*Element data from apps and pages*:

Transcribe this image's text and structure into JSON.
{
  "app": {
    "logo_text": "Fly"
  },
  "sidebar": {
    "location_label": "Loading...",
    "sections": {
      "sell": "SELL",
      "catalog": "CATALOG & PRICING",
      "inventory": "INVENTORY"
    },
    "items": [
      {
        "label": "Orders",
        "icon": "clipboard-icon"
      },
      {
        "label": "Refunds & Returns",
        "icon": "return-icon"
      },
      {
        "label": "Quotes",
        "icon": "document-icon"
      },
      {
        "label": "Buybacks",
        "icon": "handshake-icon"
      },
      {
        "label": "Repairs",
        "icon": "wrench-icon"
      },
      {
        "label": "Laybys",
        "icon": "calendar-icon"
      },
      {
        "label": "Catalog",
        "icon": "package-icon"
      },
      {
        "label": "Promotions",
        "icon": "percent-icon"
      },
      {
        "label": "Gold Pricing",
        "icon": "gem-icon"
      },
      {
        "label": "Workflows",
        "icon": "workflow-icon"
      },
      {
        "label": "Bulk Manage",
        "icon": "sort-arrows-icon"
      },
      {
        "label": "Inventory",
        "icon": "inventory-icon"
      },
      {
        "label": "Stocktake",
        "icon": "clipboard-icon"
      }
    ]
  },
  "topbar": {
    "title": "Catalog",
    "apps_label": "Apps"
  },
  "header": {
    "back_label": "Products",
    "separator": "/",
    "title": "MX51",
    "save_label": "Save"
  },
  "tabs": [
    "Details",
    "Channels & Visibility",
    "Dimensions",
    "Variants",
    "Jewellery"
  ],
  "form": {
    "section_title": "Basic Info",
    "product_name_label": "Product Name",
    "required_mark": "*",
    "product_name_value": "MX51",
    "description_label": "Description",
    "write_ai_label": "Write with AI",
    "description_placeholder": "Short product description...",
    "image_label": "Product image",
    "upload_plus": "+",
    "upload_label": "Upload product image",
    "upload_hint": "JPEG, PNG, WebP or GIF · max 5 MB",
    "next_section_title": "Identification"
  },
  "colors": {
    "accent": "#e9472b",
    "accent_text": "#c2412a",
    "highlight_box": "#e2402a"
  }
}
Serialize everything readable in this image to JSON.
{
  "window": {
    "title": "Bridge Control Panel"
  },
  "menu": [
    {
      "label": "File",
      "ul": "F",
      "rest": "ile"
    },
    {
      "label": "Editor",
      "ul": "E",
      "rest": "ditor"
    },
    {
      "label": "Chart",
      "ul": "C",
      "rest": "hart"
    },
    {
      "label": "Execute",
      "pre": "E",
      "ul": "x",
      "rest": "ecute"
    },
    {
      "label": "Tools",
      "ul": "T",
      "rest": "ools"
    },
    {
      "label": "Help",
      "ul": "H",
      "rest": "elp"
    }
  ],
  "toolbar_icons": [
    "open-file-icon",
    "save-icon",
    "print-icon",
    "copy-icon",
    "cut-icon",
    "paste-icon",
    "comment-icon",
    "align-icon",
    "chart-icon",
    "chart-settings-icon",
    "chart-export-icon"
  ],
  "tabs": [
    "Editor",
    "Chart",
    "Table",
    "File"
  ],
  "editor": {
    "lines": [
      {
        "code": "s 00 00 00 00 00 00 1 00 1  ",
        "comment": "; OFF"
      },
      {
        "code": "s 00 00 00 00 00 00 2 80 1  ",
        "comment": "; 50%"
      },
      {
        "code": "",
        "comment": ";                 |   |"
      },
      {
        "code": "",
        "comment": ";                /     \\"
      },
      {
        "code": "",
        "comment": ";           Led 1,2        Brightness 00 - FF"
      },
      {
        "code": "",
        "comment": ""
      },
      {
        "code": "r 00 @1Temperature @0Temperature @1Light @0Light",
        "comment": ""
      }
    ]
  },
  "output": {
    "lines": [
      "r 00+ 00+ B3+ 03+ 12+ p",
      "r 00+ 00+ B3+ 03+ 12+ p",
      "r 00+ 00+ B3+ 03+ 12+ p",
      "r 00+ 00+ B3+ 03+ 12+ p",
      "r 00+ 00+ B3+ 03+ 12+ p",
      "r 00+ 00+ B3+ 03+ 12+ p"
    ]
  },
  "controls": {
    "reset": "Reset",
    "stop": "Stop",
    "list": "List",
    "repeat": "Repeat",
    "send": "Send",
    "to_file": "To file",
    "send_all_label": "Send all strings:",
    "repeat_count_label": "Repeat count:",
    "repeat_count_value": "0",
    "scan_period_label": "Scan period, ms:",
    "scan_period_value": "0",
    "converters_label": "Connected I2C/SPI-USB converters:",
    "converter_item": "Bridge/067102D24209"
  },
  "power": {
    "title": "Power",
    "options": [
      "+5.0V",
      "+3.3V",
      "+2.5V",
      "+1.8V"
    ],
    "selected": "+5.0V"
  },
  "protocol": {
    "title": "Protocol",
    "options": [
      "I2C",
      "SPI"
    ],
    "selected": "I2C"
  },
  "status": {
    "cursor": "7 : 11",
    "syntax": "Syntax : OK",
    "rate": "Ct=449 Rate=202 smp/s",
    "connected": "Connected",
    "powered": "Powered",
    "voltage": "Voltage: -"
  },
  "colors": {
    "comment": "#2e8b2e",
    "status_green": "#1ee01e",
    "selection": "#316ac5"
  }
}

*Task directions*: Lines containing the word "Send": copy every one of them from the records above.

*Finished task*:
    "send": "Send",
    "send_all_label": "Send all strings:",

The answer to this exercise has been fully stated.